SAMPLE EDITING REPORT #2:
I have edited your dissertation manuscript for most of the standard things: grammar, sentence structure, punctuation, capitalization, spelling, word choice, organization and paragraphing. Additionally, I have checked it for relevant aspects of consistent, albeit eclectic style: numbers, italics, bold, lists, footnote format, reference list entries, spacing, indentation, anthropomorphism, specialized usage, wordiness, redundancy, clarity, conciseness, use of abbreviations and acronyms, parallel structure and format.
Your dissertation is a beautiful piece of work, both in concept and in execution. Notwithstanding the long editor’s checklist, the number of correctable items was minimal, as your review will reveal.
There are a couple global issues you will want to look at, such as:
- The capitalization of “state” and “non-state.” There is some inconsistency here that remains unresolved. When you have finalized your decision, you may want to perform a couple of global searches for the sake of achieving total consistency. Where I have found other capitalization inconsistencies, I have commented on them.
- I have a personal objection to the shortcut represented by the use of “/,” as in “sphere of influence/responsibility.” I have the sense that this syntactic shortcut reduces semantic precision; my sense is intensified in a quality piece of work, such as yours, where clearly the author was capable of clearer articulation, e.g., “sphere of influence and incumbent responsibilities.” I have not re-worded these, mostly because at best I would be guessing at your full intent. I have marked them, however, and I do think you should develop these.

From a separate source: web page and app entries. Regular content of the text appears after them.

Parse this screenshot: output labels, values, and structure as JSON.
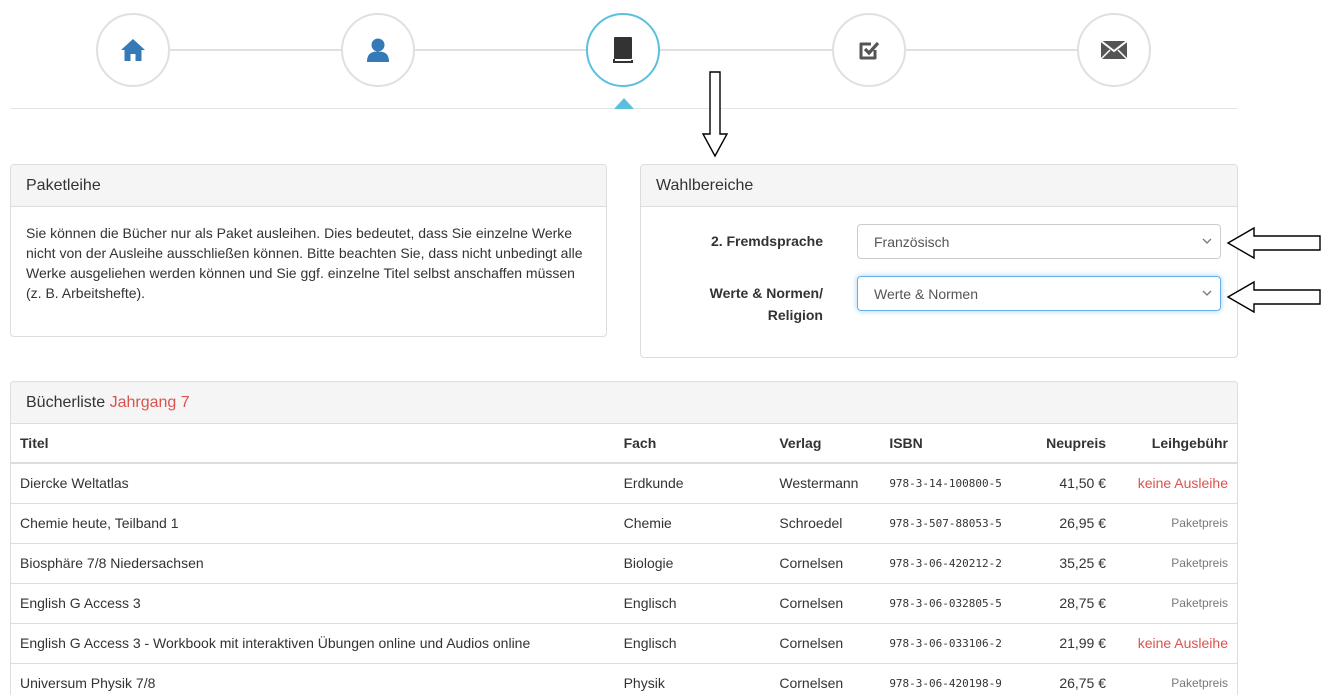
{
  "wizard": {
    "steps": [
      {
        "icon": "home-icon",
        "active": false
      },
      {
        "icon": "user-icon",
        "active": false
      },
      {
        "icon": "book-icon",
        "active": true
      },
      {
        "icon": "check-square-icon",
        "active": false
      },
      {
        "icon": "envelope-icon",
        "active": false
      }
    ],
    "accent_color": "#5bc0de"
  },
  "paketleihe": {
    "title": "Paketleihe",
    "text": "Sie können die Bücher nur als Paket ausleihen. Dies bedeutet, dass Sie einzelne Werke nicht von der Ausleihe ausschließen können. Bitte beachten Sie, dass nicht unbedingt alle Werke ausgeliehen werden können und Sie ggf. einzelne Titel selbst anschaffen müssen (z. B. Arbeitshefte)."
  },
  "wahlbereiche": {
    "title": "Wahlbereiche",
    "fields": [
      {
        "label": "2. Fremdsprache",
        "value": "Französisch"
      },
      {
        "label": "Werte & Normen/ Religion",
        "value": "Werte & Normen"
      }
    ]
  },
  "buecherliste": {
    "title": "Bücherliste",
    "jahrgang": "Jahrgang 7",
    "columns": [
      "Titel",
      "Fach",
      "Verlag",
      "ISBN",
      "Neupreis",
      "Leihgebühr"
    ],
    "rows": [
      {
        "titel": "Diercke Weltatlas",
        "fach": "Erdkunde",
        "verlag": "Westermann",
        "isbn": "978-3-14-100800-5",
        "preis": "41,50 €",
        "gebuehr": "keine Ausleihe",
        "red": true
      },
      {
        "titel": "Chemie heute, Teilband 1",
        "fach": "Chemie",
        "verlag": "Schroedel",
        "isbn": "978-3-507-88053-5",
        "preis": "26,95 €",
        "gebuehr": "Paketpreis",
        "red": false
      },
      {
        "titel": "Biosphäre 7/8 Niedersachsen",
        "fach": "Biologie",
        "verlag": "Cornelsen",
        "isbn": "978-3-06-420212-2",
        "preis": "35,25 €",
        "gebuehr": "Paketpreis",
        "red": false
      },
      {
        "titel": "English G Access 3",
        "fach": "Englisch",
        "verlag": "Cornelsen",
        "isbn": "978-3-06-032805-5",
        "preis": "28,75 €",
        "gebuehr": "Paketpreis",
        "red": false
      },
      {
        "titel": "English G Access 3 - Workbook mit interaktiven Übungen online und Audios online",
        "fach": "Englisch",
        "verlag": "Cornelsen",
        "isbn": "978-3-06-033106-2",
        "preis": "21,99 €",
        "gebuehr": "keine Ausleihe",
        "red": true
      },
      {
        "titel": "Universum Physik 7/8",
        "fach": "Physik",
        "verlag": "Cornelsen",
        "isbn": "978-3-06-420198-9",
        "preis": "26,75 €",
        "gebuehr": "Paketpreis",
        "red": false
      }
    ]
  }
}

The bulk of my editing work was devoted to achieving consistency in and between your footnotes and references. As you explained, your footnote style is of unknown origin and is somewhat eclectic. In no special order, here is what I have done:
- Concerning supra, I have employed this term in all cases of successively footnoted legal cases. Legal text appears to be the one remaining bastion of the term’s use. APA, MLA, and CMOS no longer use it, or op. cit. for that matter, and frown on its use. Thus, I have reserved the term for footnote repetition citing cases because of your request that I do so.
- I have used ibid. per CMOS for same page repetitions of the same citation.
- The most significant decision (in terms of footnote efficiency) was to adopt a form similar to a CMOS footnote citation to shorten repetitions of the same text. For example,
Baldwin, M. (2012). The Editing of a Dissertation. Editing Rights Quarterly, 14, p. 37-89.
on footnote repetitions on successive pages of the same work would become
Baldwin, M. (2012), p. 86.
What makes it possible to do this is the existence of a full bibliography. The net effect is to streamline an otherwise more complex set of notes. If for any reason, you should require restoration of the originals, this can be done in most cases by rejecting the deletion of the excised material.
- I adopted the following footnote conventions:
One author or editor (as author): Name, I. (2010)
Two authors or editors (as author): Name, I., and Name, J. (2010
Two editors (in compilation): In I. Name and J. Name (eds.)
Journal, Vol. 21, p. 87.: Journal 21, p. 87.
Journal, Vol. 22, no. 4, p. 102.: Journal 22 (4), p. 102.
I left your spacing and page format intact. When you finalize the manuscript, you want to look for and correct widowed lines, and, of course, pagination, which may have shifted owing to additions and deletions.
I do not understand why you have broken your reference component into sections. You might want to consider adding a straight alphabetical bibliography if for no other reason than to facilitate searches while the reader is reading.
In sum, you have written what to my view is a thoughtful, interesting, and promising dissertation. You have great promise as a scholar and I expect to see your name in the future.
If you have questions or comments regarding my edits, please let Marc know. Meanwhile, I offer my best wishes as you continue your dissertation process.